Shock: How hard was the scene where you’re cradling the girl that wasn’t really there?

Alba:
It was tough.

Shock: It did actually look like you were holding someone. Was somebody there and they took her out?

Alba:
Yeah, that’s what they did. I did a scene with her in my arms. I think they weren’t sure how much they wanted to show of me and her together or of her, me by myself. So I did the scene with her in my arms and then I did it without her in my arms. That was tough for sure. Also, it’s a pretty horrific thing to see somebody hanging. That was hard.

Shock: What’s your biggest fear?

Alba:
I think probably losing touch with reality. Losing my sense of sanity.

Shock: This movie must have been really scary for you?

Alba:
Yeah. You start to feel disconnected.

Shock: What’s the scariest horror film that you’ve ever seen?

Alba:
I saw “Nightmare on Elm Street” when I was five. I snuck behind my parents couch and I watched it. I didn’t sleep in the middle of my bed forever. I think all the way up until I was 13 I still didn’t sleep in the middle of my bed because I thought I was going to be sucked in. I’ve watched “Poltergeist” and anything that has demons or ghosts or this thing that is torturing your soul and no one else can see it. It’s crazy. “Psycho” is a good one. “The Birds.” “It.” I’m less of a fan of the super gory.

Shock: Could you see through the cloudy contacts?

Alba:
No.

Shock: You couldn’t see at all? That worked out well for your role?

Alba:
I couldn’t see at all. On the set they didn’t really want me walking around so I had to get taken in a wheelchair everywhere. There are cables and plywood and cameras.

Shock: There was no in and out with the contacts?

Alba:
No, it hurts your eyes if you keep continuing to taking them in and out. You have to let them sit in there for awhile.

Shock: So, was “Love Guru” a relief to do after all of this?

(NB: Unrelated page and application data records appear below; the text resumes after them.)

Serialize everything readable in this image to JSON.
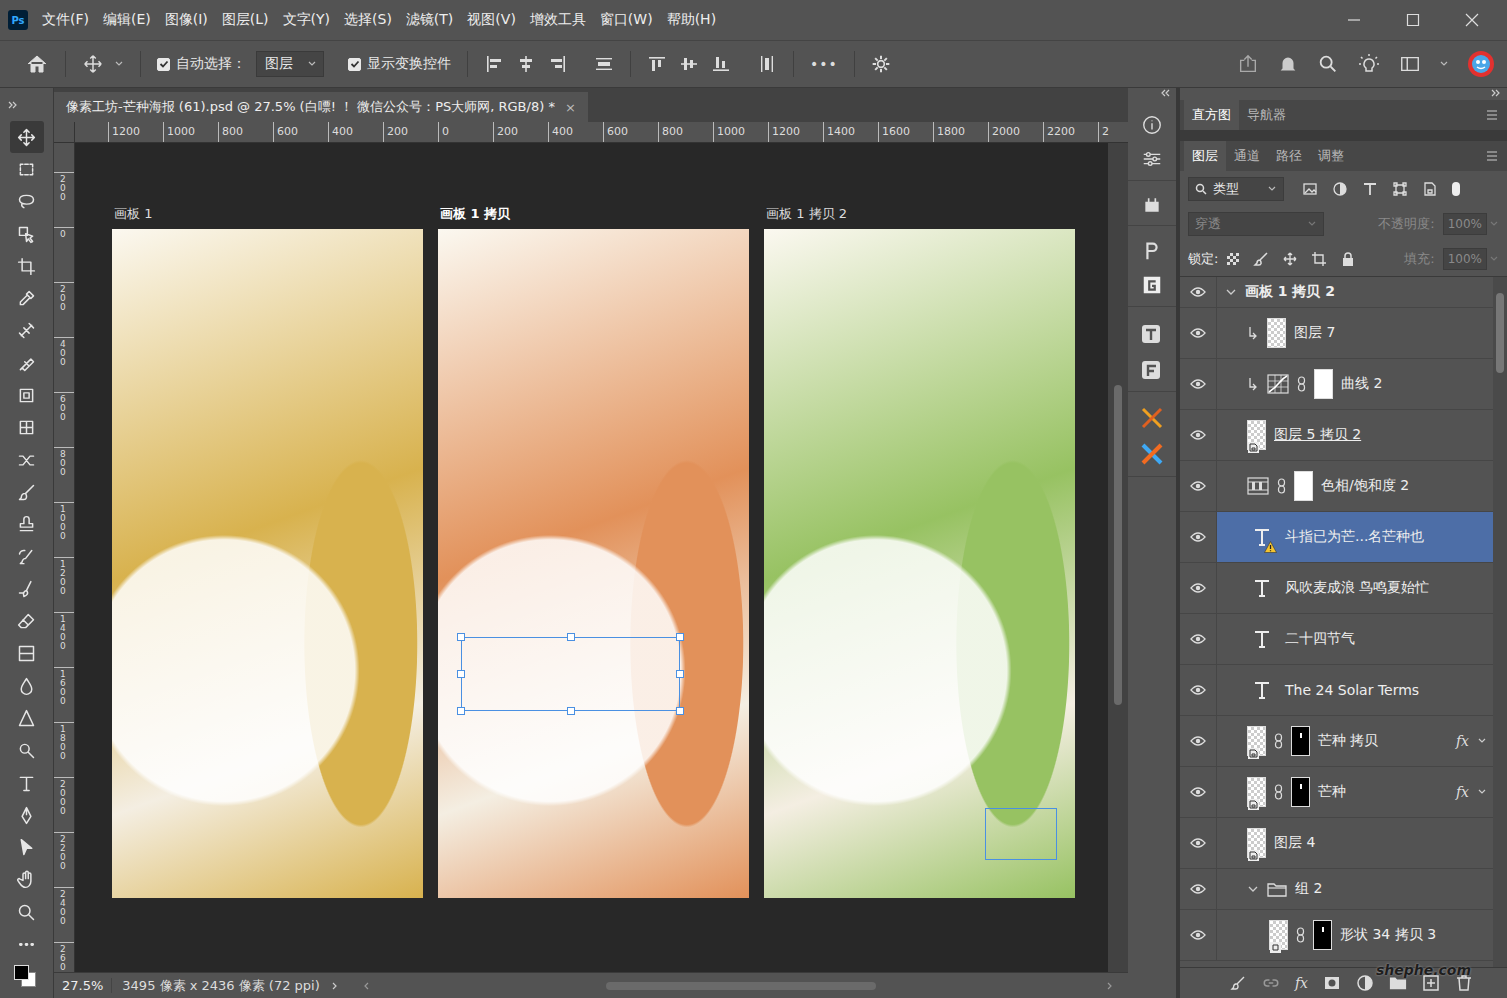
{
  "app": {
    "logo": "Ps"
  },
  "menu": [
    "文件(F)",
    "编辑(E)",
    "图像(I)",
    "图层(L)",
    "文字(Y)",
    "选择(S)",
    "滤镜(T)",
    "视图(V)",
    "增效工具",
    "窗口(W)",
    "帮助(H)"
  ],
  "options_bar": {
    "auto_select": {
      "label": "自动选择：",
      "checked": true
    },
    "target": "图层",
    "show_transform": {
      "label": "显示变换控件",
      "checked": true
    },
    "more": "•••"
  },
  "document_tab": {
    "title": "像素工坊-芒种海报 (61).psd @ 27.5% (白嘌! ！ 微信公众号：PS大师网, RGB/8) *",
    "close": "×"
  },
  "tools": [
    {
      "kind": "move",
      "selected": true
    },
    {
      "kind": "marquee",
      "selected": false
    },
    {
      "kind": "lasso",
      "selected": false
    },
    {
      "kind": "object-select",
      "selected": false
    },
    {
      "kind": "crop",
      "selected": false
    },
    {
      "kind": "eyedropper",
      "selected": false
    },
    {
      "kind": "spot-heal",
      "selected": false
    },
    {
      "kind": "heal",
      "selected": false
    },
    {
      "kind": "patch",
      "selected": false
    },
    {
      "kind": "pattern",
      "selected": false
    },
    {
      "kind": "content-move",
      "selected": false
    },
    {
      "kind": "brush",
      "selected": false
    },
    {
      "kind": "stamp",
      "selected": false
    },
    {
      "kind": "history-brush",
      "selected": false
    },
    {
      "kind": "mixer",
      "selected": false
    },
    {
      "kind": "eraser",
      "selected": false
    },
    {
      "kind": "gradient",
      "selected": false
    },
    {
      "kind": "blur",
      "selected": false
    },
    {
      "kind": "sharpen",
      "selected": false
    },
    {
      "kind": "dodge",
      "selected": false
    },
    {
      "kind": "type",
      "selected": false
    },
    {
      "kind": "pen",
      "selected": false
    },
    {
      "kind": "path-select",
      "selected": false
    },
    {
      "kind": "hand",
      "selected": false
    },
    {
      "kind": "zoom",
      "selected": false
    },
    {
      "kind": "more",
      "selected": false
    }
  ],
  "rulers": {
    "horizontal": [
      "1200",
      "1000",
      "800",
      "600",
      "400",
      "200",
      "0",
      "200",
      "400",
      "600",
      "800",
      "1000",
      "1200",
      "1400",
      "1600",
      "1800",
      "2000",
      "2200",
      "2"
    ],
    "vertical": [
      "200",
      "0",
      "200",
      "400",
      "600",
      "800",
      "1000",
      "1200",
      "1400",
      "1600",
      "1800",
      "2000",
      "2200",
      "2400",
      "260"
    ]
  },
  "artboards": [
    {
      "label": "画板 1",
      "active": false,
      "color": "#d8b24e",
      "overlay": "none"
    },
    {
      "label": "画板 1 拷贝",
      "active": true,
      "color": "#e2915a",
      "overlay": "transform"
    },
    {
      "label": "画板 1 拷贝 2",
      "active": false,
      "color": "#97c262",
      "overlay": "outline"
    }
  ],
  "status_bar": {
    "zoom": "27.5%",
    "info": "3495 像素 x 2436 像素 (72 ppi)"
  },
  "top_tabs": [
    {
      "label": "直方图",
      "selected": true
    },
    {
      "label": "导航器",
      "selected": false
    }
  ],
  "layer_tabs": [
    {
      "label": "图层",
      "selected": true
    },
    {
      "label": "通道",
      "selected": false
    },
    {
      "label": "路径",
      "selected": false
    },
    {
      "label": "调整",
      "selected": false
    }
  ],
  "layers_panel": {
    "filter": "类型",
    "blend_mode": "穿透",
    "opacity_label": "不透明度:",
    "opacity": "100%",
    "lock_label": "锁定:",
    "fill_label": "填充:",
    "fill": "100%",
    "disabled": true,
    "fx_label": "fx"
  },
  "layers": [
    {
      "name": "画板 1 拷贝 2",
      "kind": "artboard",
      "depth": 0,
      "expanded": true,
      "clipped": false,
      "mask": "none",
      "fx": "",
      "selected": false,
      "visible": true,
      "warning": false,
      "underlined": false
    },
    {
      "name": "图层 7",
      "kind": "pixel",
      "depth": 1,
      "expanded": false,
      "clipped": true,
      "mask": "none",
      "fx": "",
      "selected": false,
      "visible": true,
      "warning": false,
      "underlined": false
    },
    {
      "name": "曲线 2",
      "kind": "curves",
      "depth": 1,
      "expanded": false,
      "clipped": true,
      "mask": "white",
      "fx": "",
      "selected": false,
      "visible": true,
      "warning": false,
      "underlined": false
    },
    {
      "name": "图层 5 拷贝 2",
      "kind": "smart",
      "depth": 1,
      "expanded": false,
      "clipped": false,
      "mask": "none",
      "fx": "",
      "selected": false,
      "visible": true,
      "warning": false,
      "underlined": true
    },
    {
      "name": "色相/饱和度 2",
      "kind": "huesat",
      "depth": 1,
      "expanded": false,
      "clipped": false,
      "mask": "white",
      "fx": "",
      "selected": false,
      "visible": true,
      "warning": false,
      "underlined": false
    },
    {
      "name": "斗指已为芒...名芒种也",
      "kind": "text",
      "depth": 1,
      "expanded": false,
      "clipped": false,
      "mask": "none",
      "fx": "",
      "selected": true,
      "visible": true,
      "warning": true,
      "underlined": false
    },
    {
      "name": "风吹麦成浪 鸟鸣夏始忙",
      "kind": "text",
      "depth": 1,
      "expanded": false,
      "clipped": false,
      "mask": "none",
      "fx": "",
      "selected": false,
      "visible": true,
      "warning": false,
      "underlined": false
    },
    {
      "name": "二十四节气",
      "kind": "text",
      "depth": 1,
      "expanded": false,
      "clipped": false,
      "mask": "none",
      "fx": "",
      "selected": false,
      "visible": true,
      "warning": false,
      "underlined": false
    },
    {
      "name": "The 24 Solar Terms",
      "kind": "text",
      "depth": 1,
      "expanded": false,
      "clipped": false,
      "mask": "none",
      "fx": "",
      "selected": false,
      "visible": true,
      "warning": false,
      "underlined": false
    },
    {
      "name": "芒种 拷贝",
      "kind": "smart",
      "depth": 1,
      "expanded": false,
      "clipped": false,
      "mask": "black",
      "fx": "fx",
      "selected": false,
      "visible": true,
      "warning": false,
      "underlined": false
    },
    {
      "name": "芒种",
      "kind": "smart",
      "depth": 1,
      "expanded": false,
      "clipped": false,
      "mask": "black",
      "fx": "fx",
      "selected": false,
      "visible": true,
      "warning": false,
      "underlined": false
    },
    {
      "name": "图层 4",
      "kind": "smart",
      "depth": 1,
      "expanded": false,
      "clipped": false,
      "mask": "none",
      "fx": "",
      "selected": false,
      "visible": true,
      "warning": false,
      "underlined": false
    },
    {
      "name": "组 2",
      "kind": "group",
      "depth": 1,
      "expanded": true,
      "clipped": false,
      "mask": "none",
      "fx": "",
      "selected": false,
      "visible": true,
      "warning": false,
      "underlined": false
    },
    {
      "name": "形状 34 拷贝 3",
      "kind": "shape",
      "depth": 2,
      "expanded": false,
      "clipped": false,
      "mask": "black",
      "fx": "",
      "selected": false,
      "visible": true,
      "warning": false,
      "underlined": false
    }
  ],
  "watermark": "shephe.com"
}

Alba:
That was a completely different movie. I finished “The Eye” then I went on press tour for “Fantastic Four” then I had about a month break, then I started “Love Guru.” It was like night and day. It couldn’t have been more different. Hanging out with Mike [Myers] and watching him, seeing how his brain works. Wow, he’s a genius. He’s really, really talented.

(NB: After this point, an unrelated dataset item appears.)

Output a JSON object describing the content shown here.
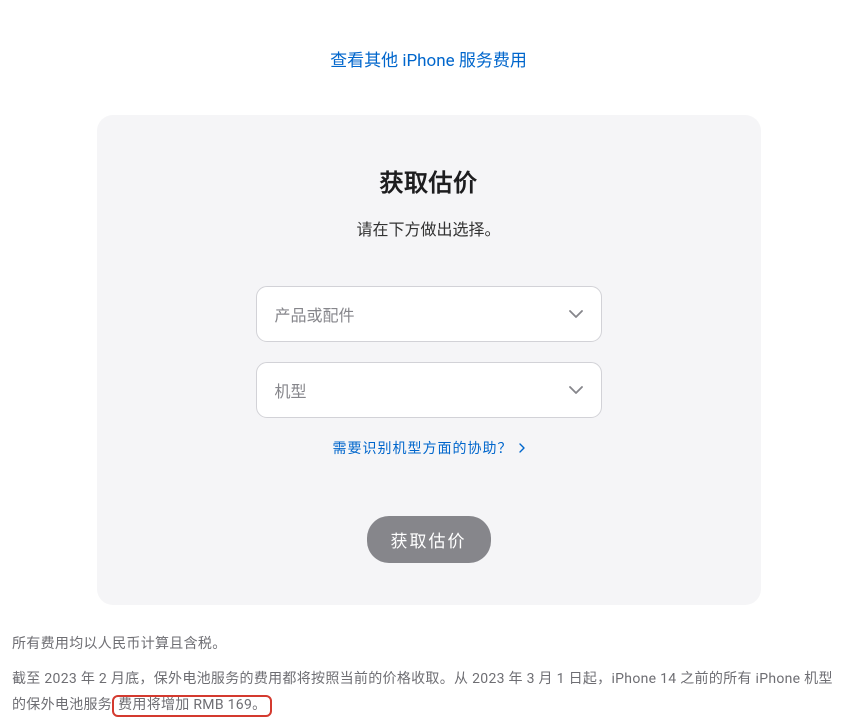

Shock: Do you have a dream role that you’d like to play one day?

Alba:
I don’t know. It changes because depending on what age I am it becomes sort of more appropriate to fill different shoes. When I was younger I was always fascinated with Mata Hari. She was a spy and an exotic dancer. You know she got assassinated. I thought she was pretty cool. She was of a mixed race. Now, I don’t know. I don’t know here I want to go. I’m really, to be honest, interested in smaller movies. More indie and character-driven, ensemble. Stuff like that.

Shock: Did you guys hang out off set with Alessandro Nivola?

Alba:
We went to the director’s house quite a bit. In Albuquerque there’s really only one restaurant that’s pretty good. You can only take Applebee’s and Chili’s so much. Our big day was hanging out at Walmart for five hours. It was like, “Yeah, Walmart!”

Shock: How was it working with the two directors?

Alba:
It was good because you know one was more technical and the other worked with us more…the actors. It was kind if like Robert [Rodriquez] and Frank [Miller]. Robert sort of took the more technical side and Frank was more with the actors.

Shock: Will you do less physically demanding roles after becoming a mother?

Alba:
No, I don’t think so. I still have to find a really good action movie for me to do. Obviously with “Dark Angel” I have a lot of practice.

The Eye opens, courtesy of Lionsgate, February 1st.

Source: Heather Newgen